ESPN2 taking the air at 7PM led to two hours of pre-race coverage before the track was ready. Allen Bestwick has been working in NASCAR for decades and his conversations with Dale Jarrett and Brad Daugherty ranged from race tactics to drug policy issues. Analyst Andy Petree and all three ESPN pit reporters worked hard to cover the bases during the delay.
One interesting note was that the ESPN team did not interview Shawn Johnson, the Dancing with the Stars winner, who was at the track and is pictured above. That series is a huge entertainment hit for ABC and Johnson's appearance at the track was well-publicized. After all, they had two hours to fill.
Starting the race under caution brought Dr. Jerry Punch to the telecast and he led the TV team through an extended conversation while the field circled. Once underway, the track provided great racing action. Unfortunately, that did not translate up to the broadcast booth.
The LMS track lighting made great pictures and the ESPN Director was solid in updating the leaders while following the best racing. Kyle Busch coming from the rear of the pack was the story early and certainly gave the race a theme.
Credit goes to the ESPN Producer for breaking away from commercial to return to the live action. The network also took the opportunity to utilize a split-screen to keep the live action visible during interviews and green flag pit stops. As usual, the ESPN triple-split on the caution flag pitstops remains the industry standard.
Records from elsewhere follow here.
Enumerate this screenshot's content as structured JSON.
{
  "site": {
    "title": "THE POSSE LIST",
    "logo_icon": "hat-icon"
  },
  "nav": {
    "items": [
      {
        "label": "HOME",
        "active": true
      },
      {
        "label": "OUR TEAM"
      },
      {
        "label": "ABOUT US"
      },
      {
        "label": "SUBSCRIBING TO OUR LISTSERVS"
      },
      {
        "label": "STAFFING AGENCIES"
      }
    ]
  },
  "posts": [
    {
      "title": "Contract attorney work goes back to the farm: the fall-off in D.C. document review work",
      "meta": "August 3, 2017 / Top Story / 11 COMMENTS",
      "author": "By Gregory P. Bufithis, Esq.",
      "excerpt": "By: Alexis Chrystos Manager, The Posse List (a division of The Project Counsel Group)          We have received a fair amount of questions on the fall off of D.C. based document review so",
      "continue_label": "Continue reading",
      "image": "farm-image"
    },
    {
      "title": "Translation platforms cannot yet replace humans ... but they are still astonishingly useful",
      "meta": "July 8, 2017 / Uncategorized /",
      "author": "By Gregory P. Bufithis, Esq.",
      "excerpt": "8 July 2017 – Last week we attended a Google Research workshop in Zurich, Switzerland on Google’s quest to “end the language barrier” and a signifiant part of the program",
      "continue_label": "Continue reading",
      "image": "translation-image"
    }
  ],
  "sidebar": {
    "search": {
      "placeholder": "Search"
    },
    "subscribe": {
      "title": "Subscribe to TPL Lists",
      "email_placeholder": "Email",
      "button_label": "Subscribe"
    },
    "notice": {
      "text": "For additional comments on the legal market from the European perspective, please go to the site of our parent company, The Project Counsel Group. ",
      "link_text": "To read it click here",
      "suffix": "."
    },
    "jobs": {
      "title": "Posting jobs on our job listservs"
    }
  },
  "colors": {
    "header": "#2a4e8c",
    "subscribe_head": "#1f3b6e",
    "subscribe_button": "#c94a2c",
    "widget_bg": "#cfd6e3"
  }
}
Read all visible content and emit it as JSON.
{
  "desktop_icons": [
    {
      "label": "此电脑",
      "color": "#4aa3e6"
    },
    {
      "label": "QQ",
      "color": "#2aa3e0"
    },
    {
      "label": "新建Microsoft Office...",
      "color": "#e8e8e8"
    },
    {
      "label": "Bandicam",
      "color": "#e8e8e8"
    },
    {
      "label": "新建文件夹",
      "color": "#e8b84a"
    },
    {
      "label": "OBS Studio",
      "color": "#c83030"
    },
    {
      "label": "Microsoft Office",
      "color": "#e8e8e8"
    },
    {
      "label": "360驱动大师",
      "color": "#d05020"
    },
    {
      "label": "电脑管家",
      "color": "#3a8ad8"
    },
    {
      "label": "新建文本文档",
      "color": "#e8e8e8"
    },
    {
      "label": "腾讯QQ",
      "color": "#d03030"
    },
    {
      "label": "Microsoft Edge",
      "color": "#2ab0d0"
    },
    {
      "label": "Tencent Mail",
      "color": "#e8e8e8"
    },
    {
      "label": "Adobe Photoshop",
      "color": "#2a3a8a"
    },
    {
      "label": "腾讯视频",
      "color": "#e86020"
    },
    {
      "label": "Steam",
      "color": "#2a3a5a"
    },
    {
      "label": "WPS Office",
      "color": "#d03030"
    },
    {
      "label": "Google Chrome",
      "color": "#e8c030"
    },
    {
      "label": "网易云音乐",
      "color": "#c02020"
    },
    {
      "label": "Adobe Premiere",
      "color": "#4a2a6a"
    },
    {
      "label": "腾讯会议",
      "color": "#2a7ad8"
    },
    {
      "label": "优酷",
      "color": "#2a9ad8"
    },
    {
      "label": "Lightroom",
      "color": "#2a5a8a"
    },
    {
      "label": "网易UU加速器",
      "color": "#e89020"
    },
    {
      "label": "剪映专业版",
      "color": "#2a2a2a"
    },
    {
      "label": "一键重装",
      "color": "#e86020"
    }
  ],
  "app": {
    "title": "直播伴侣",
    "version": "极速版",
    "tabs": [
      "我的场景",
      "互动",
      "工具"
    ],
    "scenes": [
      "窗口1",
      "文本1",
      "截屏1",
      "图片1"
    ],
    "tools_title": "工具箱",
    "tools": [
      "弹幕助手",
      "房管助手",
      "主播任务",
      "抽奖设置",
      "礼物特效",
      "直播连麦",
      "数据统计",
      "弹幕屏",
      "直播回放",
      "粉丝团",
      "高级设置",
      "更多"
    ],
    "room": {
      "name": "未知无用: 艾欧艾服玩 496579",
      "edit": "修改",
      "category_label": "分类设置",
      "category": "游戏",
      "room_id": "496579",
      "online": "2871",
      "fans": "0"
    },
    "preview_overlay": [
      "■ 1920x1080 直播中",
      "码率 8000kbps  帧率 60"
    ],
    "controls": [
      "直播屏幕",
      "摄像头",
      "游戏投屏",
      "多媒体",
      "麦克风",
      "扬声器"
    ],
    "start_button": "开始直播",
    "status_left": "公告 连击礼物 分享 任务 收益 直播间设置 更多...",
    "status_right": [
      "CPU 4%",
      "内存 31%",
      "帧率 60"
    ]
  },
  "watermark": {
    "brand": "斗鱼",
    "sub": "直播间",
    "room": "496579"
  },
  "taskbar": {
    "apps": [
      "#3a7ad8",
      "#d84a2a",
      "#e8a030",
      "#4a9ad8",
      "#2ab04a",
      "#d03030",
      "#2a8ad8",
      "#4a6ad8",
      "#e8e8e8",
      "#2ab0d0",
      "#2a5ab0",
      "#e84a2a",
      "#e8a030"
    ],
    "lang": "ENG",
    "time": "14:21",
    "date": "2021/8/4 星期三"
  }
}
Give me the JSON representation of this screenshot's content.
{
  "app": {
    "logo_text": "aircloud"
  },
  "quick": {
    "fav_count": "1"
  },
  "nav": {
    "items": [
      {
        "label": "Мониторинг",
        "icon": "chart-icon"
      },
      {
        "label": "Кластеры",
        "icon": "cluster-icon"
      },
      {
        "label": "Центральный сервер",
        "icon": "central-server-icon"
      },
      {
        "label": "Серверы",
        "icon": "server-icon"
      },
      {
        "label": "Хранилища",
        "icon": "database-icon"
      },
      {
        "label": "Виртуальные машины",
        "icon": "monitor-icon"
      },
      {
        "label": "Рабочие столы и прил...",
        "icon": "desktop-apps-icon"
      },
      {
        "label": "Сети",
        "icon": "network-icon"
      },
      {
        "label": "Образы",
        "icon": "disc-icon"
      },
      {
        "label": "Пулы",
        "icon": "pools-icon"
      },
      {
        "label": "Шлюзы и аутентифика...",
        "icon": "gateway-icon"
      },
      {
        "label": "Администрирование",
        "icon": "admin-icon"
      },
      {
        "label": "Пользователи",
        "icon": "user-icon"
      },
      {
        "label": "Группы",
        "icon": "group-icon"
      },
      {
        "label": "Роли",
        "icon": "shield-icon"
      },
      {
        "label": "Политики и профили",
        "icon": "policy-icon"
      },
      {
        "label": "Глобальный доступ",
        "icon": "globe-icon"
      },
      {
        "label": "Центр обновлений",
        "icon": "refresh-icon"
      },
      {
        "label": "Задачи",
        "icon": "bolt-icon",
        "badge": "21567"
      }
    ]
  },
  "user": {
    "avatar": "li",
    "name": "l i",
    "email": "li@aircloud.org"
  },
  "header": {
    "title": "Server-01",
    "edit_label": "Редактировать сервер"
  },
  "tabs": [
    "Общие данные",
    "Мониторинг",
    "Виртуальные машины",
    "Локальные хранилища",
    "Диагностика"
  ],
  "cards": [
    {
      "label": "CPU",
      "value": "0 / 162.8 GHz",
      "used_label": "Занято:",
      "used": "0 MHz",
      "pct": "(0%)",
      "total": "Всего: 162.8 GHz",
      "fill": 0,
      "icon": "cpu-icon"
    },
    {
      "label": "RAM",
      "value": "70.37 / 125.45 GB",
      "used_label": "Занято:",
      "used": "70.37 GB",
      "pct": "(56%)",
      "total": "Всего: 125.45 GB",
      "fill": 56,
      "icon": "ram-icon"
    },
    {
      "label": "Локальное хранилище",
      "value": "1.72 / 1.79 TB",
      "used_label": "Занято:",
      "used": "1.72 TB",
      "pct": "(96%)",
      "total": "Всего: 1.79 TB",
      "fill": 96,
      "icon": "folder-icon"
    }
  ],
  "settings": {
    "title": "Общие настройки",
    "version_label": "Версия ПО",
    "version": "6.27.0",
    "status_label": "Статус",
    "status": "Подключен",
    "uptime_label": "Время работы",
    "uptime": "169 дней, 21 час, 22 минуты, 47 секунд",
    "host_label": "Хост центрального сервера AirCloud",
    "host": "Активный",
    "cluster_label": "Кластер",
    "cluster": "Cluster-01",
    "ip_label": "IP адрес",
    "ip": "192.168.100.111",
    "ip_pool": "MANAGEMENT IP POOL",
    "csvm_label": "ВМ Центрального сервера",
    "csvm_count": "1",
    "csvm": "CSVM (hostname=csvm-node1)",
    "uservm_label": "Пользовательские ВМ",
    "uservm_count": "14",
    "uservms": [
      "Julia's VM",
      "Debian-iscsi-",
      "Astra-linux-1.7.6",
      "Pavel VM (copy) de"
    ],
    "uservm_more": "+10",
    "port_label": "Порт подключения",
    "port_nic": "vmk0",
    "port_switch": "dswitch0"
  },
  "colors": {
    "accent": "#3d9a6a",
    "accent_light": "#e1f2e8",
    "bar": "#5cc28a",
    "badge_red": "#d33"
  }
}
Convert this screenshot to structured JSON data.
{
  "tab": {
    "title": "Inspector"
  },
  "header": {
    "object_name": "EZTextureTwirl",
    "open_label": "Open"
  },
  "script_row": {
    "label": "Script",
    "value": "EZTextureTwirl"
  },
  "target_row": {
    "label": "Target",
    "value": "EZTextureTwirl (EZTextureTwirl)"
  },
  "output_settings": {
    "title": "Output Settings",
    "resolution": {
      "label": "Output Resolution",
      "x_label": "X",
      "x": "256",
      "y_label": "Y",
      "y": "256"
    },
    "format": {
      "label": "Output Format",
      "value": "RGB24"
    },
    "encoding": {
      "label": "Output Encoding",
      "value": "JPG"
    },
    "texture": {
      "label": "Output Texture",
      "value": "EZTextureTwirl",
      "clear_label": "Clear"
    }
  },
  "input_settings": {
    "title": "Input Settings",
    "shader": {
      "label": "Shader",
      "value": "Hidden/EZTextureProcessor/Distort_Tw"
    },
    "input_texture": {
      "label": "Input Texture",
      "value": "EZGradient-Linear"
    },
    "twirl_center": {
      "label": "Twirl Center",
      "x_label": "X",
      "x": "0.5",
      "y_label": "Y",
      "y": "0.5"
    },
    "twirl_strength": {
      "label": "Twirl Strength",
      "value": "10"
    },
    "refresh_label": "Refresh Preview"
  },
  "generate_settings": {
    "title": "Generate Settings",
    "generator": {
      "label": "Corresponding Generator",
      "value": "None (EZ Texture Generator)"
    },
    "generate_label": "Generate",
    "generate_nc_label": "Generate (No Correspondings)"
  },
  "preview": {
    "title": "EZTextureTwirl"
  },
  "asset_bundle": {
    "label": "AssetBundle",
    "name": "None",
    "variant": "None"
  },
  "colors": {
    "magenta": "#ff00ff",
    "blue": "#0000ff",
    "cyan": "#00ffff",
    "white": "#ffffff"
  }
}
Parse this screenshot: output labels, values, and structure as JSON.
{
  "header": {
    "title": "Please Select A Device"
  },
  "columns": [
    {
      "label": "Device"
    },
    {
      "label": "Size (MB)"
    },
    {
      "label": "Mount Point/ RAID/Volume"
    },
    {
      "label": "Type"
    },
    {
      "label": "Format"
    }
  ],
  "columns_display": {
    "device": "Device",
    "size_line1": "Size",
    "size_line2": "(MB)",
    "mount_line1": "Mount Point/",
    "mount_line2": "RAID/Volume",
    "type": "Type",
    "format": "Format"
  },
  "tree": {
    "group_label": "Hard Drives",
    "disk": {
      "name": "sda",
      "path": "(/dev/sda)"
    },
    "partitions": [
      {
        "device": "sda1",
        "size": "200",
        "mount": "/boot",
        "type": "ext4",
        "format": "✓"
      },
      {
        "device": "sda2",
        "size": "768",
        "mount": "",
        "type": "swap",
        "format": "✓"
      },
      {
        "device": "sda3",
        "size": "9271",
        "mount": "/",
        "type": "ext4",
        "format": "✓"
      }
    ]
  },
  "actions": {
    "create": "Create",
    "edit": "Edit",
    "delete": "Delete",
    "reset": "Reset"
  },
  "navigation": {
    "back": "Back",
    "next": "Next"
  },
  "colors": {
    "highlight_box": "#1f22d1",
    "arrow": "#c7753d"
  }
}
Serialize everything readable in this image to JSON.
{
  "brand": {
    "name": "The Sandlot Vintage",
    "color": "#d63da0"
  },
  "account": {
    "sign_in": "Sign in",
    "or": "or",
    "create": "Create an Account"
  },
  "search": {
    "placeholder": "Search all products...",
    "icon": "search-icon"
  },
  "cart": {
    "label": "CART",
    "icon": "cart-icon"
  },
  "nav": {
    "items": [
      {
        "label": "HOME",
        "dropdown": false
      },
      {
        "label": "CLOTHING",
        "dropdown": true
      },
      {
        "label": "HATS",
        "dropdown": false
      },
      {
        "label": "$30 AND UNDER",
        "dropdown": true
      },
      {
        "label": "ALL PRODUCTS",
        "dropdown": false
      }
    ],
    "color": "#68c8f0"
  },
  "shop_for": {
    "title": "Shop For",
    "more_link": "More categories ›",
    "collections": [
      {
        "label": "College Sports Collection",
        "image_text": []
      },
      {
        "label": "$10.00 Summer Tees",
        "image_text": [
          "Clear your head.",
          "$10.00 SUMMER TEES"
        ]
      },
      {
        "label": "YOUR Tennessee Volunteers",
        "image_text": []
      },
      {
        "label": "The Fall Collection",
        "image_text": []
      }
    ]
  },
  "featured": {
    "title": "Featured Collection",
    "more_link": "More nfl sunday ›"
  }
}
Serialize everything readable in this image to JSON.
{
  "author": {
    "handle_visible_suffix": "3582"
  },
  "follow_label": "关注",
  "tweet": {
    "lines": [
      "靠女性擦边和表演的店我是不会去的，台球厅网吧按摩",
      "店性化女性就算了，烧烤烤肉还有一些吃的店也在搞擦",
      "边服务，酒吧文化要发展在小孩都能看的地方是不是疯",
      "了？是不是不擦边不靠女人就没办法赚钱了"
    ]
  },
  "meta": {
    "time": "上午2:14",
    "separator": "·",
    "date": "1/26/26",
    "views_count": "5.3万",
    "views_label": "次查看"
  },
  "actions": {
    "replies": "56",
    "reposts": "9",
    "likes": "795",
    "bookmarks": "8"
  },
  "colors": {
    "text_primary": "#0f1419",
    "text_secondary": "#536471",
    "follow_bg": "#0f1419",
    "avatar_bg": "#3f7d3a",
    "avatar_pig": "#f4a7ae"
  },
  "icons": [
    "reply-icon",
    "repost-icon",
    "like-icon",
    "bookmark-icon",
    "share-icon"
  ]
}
Punch faded down the stretch and once again the hard work of Jarrett and Petree was on display as they inserted facts and updated race information. That duo has really been the saving grace for these telecasts. Regardless of the reason, Punch is sighing deeply and mumbling car numbers about one hour into these races. TDP has received multiple emails from fans actually concerned about Punch's health.
As rain closed-in to end the race, Bestwick and Daugherty again were on-camera and immediately the vibe changed as they teased Rusty Wallace and recapped the field. Bestwick ultimately closed-out the telecast after the win by Mike Bliss and tried to put the finishing order in some perspective. There was a good reason why.
In this race, the start-and-park issue was simply buried by ESPN. That is not fair to race fans. To have cars suddenly leave the race and never be mentioned again on the telecast is a fundamental mistake. It causes TV viewers to wonder what else is not being reported.
Pit reporter Shannon Spake worked hard in the absence of Jamie Little and Vince Welch, who were off working the Indy 500 for ABC. Spake is finding her on-air groove and perhaps hosting a week of NASCAR Now in the ESPN studios recently helped her confidence. Mike Massaro returned without missing a beat.
As the caution came out to shuffle the field and leave Bliss alone on the lead lap, Punch became lost. There was silence on the air as he tried to organize the information that he relies on for his continual updates of facts. The ability to simply talk about what was going-on once again could not be accomplished.
Despite the fact that this race was delayed by rain, it was still a short Nationwide event and not an extended Sprint Cup Series telecast. Punch got lost and never even mentioned Bliss had won until after his winner interview with Spake.
The rest of the ESPN team has shown they are ready for the Sprint Cup transition, but it is clear from the total lack of excitement, enthusiasm and information being offered to TV viewers that Punch needs to step aside. It certainly is a shame, but the experiment of putting one of the best pit reporters in NASCAR history in the play-by-play role has not worked.
TDP welcomes comments from readers. Just click on the comments button below to add your opinion on this topic. This is a family-friendly website, please keep that in mind when posting.
Thank you for taking time out of your holiday weekend to stop by The Daly Planet.